Start of Data records

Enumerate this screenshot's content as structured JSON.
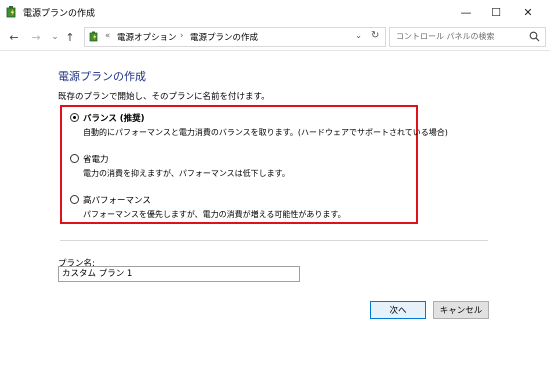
{
  "window": {
    "title": "電源プランの作成",
    "minimize": "—",
    "maximize": "☐",
    "close": "✕"
  },
  "nav": {
    "back": "←",
    "forward": "→",
    "recent": "⌄",
    "up": "↑"
  },
  "address": {
    "overflow": "«",
    "crumb1": "電源オプション",
    "separator": "›",
    "crumb2": "電源プランの作成",
    "dropdown": "⌄",
    "refresh": "↻"
  },
  "search": {
    "placeholder": "コントロール パネルの検索",
    "icon": "search-icon"
  },
  "page": {
    "heading": "電源プランの作成",
    "instruction": "既存のプランで開始し、そのプランに名前を付けます。"
  },
  "plans": [
    {
      "name": "バランス (推奨)",
      "selected": true,
      "desc": "自動的にパフォーマンスと電力消費のバランスを取ります。(ハードウェアでサポートされている場合)"
    },
    {
      "name": "省電力",
      "selected": false,
      "desc": "電力の消費を抑えますが、パフォーマンスは低下します。"
    },
    {
      "name": "高パフォーマンス",
      "selected": false,
      "desc": "パフォーマンスを優先しますが、電力の消費が増える可能性があります。"
    }
  ],
  "plan_name": {
    "label": "プラン名:",
    "value": "カスタム プラン 1"
  },
  "buttons": {
    "next": "次へ",
    "cancel": "キャンセル"
  },
  "colors": {
    "heading": "#1e3287",
    "highlight_box": "#e0101a"
  }
}
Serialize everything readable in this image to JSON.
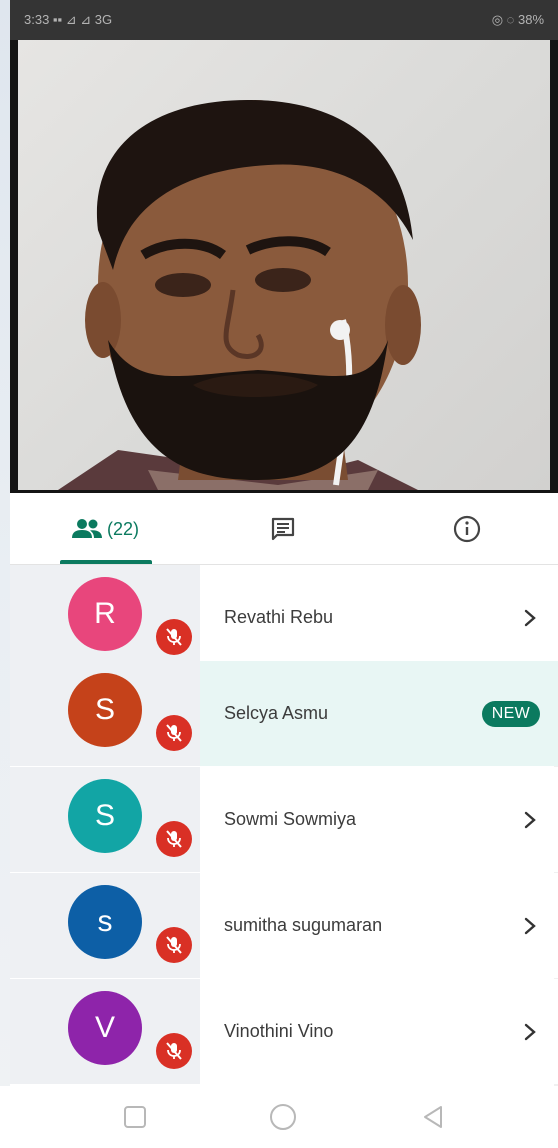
{
  "status_bar": {
    "left": "3:33 ▪▪ ⊿ ⊿ 3G",
    "right": "◎ ◌ 38%"
  },
  "tabs": {
    "people_count": "(22)",
    "active": "people"
  },
  "participants": [
    {
      "initial": "R",
      "name": "Revathi Rebu",
      "color": "#e8467c",
      "muted": true,
      "badge": null
    },
    {
      "initial": "S",
      "name": "Selcya Asmu",
      "color": "#c5421a",
      "muted": true,
      "badge": "NEW"
    },
    {
      "initial": "S",
      "name": "Sowmi Sowmiya",
      "color": "#12a5a5",
      "muted": true,
      "badge": null
    },
    {
      "initial": "s",
      "name": "sumitha sugumaran",
      "color": "#0d5fa6",
      "muted": true,
      "badge": null
    },
    {
      "initial": "V",
      "name": "Vinothini Vino",
      "color": "#8e24aa",
      "muted": true,
      "badge": null
    }
  ],
  "colors": {
    "accent": "#0b7a5f",
    "mute": "#d93025",
    "highlight_row": "#e8f6f4"
  },
  "icons": [
    "people-icon",
    "chat-icon",
    "info-icon",
    "mic-off-icon",
    "chevron-right-icon",
    "nav-recents-icon",
    "nav-home-icon",
    "nav-back-icon"
  ]
}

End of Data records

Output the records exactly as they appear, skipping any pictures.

__Response to the exercise__
Enumerate this screenshot's content as structured JSON.
{
  "window": {
    "title": "電源プランの作成",
    "minimize": "—",
    "maximize": "☐",
    "close": "✕"
  },
  "nav": {
    "back": "←",
    "forward": "→",
    "recent": "⌄",
    "up": "↑"
  },
  "address": {
    "overflow": "«",
    "crumb1": "電源オプション",
    "separator": "›",
    "crumb2": "電源プランの作成",
    "dropdown": "⌄",
    "refresh": "↻"
  },
  "search": {
    "placeholder": "コントロール パネルの検索",
    "icon": "search-icon"
  },
  "page": {
    "heading": "電源プランの作成",
    "instruction": "既存のプランで開始し、そのプランに名前を付けます。"
  },
  "plans": [
    {
      "name": "バランス (推奨)",
      "selected": true,
      "desc": "自動的にパフォーマンスと電力消費のバランスを取ります。(ハードウェアでサポートされている場合)"
    },
    {
      "name": "省電力",
      "selected": false,
      "desc": "電力の消費を抑えますが、パフォーマンスは低下します。"
    },
    {
      "name": "高パフォーマンス",
      "selected": false,
      "desc": "パフォーマンスを優先しますが、電力の消費が増える可能性があります。"
    }
  ],
  "plan_name": {
    "label": "プラン名:",
    "value": "カスタム プラン 1"
  },
  "buttons": {
    "next": "次へ",
    "cancel": "キャンセル"
  },
  "colors": {
    "heading": "#1e3287",
    "highlight_box": "#e0101a"
  }
}
Serialize everything readable in this image to JSON.
{
  "status_bar": {
    "left": "3:33 ▪▪ ⊿ ⊿ 3G",
    "right": "◎ ◌ 38%"
  },
  "tabs": {
    "people_count": "(22)",
    "active": "people"
  },
  "participants": [
    {
      "initial": "R",
      "name": "Revathi Rebu",
      "color": "#e8467c",
      "muted": true,
      "badge": null
    },
    {
      "initial": "S",
      "name": "Selcya Asmu",
      "color": "#c5421a",
      "muted": true,
      "badge": "NEW"
    },
    {
      "initial": "S",
      "name": "Sowmi Sowmiya",
      "color": "#12a5a5",
      "muted": true,
      "badge": null
    },
    {
      "initial": "s",
      "name": "sumitha sugumaran",
      "color": "#0d5fa6",
      "muted": true,
      "badge": null
    },
    {
      "initial": "V",
      "name": "Vinothini Vino",
      "color": "#8e24aa",
      "muted": true,
      "badge": null
    }
  ],
  "colors": {
    "accent": "#0b7a5f",
    "mute": "#d93025",
    "highlight_row": "#e8f6f4"
  },
  "icons": [
    "people-icon",
    "chat-icon",
    "info-icon",
    "mic-off-icon",
    "chevron-right-icon",
    "nav-recents-icon",
    "nav-home-icon",
    "nav-back-icon"
  ]
}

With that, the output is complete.